Association of stress proteins with autoantigens: a possible mechanism for triggering autoimmunity?

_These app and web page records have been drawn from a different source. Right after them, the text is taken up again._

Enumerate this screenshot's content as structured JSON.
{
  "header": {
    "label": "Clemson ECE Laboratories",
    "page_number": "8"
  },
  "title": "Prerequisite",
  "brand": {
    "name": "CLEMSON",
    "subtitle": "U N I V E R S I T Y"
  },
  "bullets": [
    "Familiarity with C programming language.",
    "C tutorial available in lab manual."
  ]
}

Patterns of autoantibody production are diagnostic of many autoimmune disorders; the recent observation of additional autospecificities towards stress-induced proteins may also provide insight into the mechanisms by which such responses arise. Grp78 (also known as BiP) is a target of autoaggressive B and T cell responses in our murine model of anti-Ro (SS-A) autoimmunity and also in rheumatoid arthritis. In this report we demonstrate reciprocal intermolecular spreading occurs between Ro52 and Grp78 in immunized mice, reflecting physiological association of these molecules in vivo. Moreover, we provide direct biochemical evidence that Grp78 associates with the clinically relevant autoantigen, Ro52 (SS-A). Due to the discrete compartmentalization of Ro52 (nucleocytoplasmic) and Grp78 (endoplasmic reticulum; ER) we propose that association of these molecules occurs either in apoptotic cells, where they have been demonstrated indirectly to co-localize in discrete apoptotic bodies, or in B cells themselves where both Ro52 and Grp78 are known to bind to immunoglobulin heavy chains. Tagging of molecules by association with Grp78 may facilitate receptor mediated phagocytotsis of the complex; we show evidence that exogenous Grp78 can associate with cell surface receptors on a subpopulation of murine splenocytes. Given the likelihood that Grp78 will associate with viral glycoproteins in the ER it is possible that it may become a bystander target of the spreading antiviral immune response. Thus, we propose a model whereby immunity elicited towards Grp78 leads to the selection of responses towards the Ro polypeptides and the subsequent cascade of responses observed in human disease.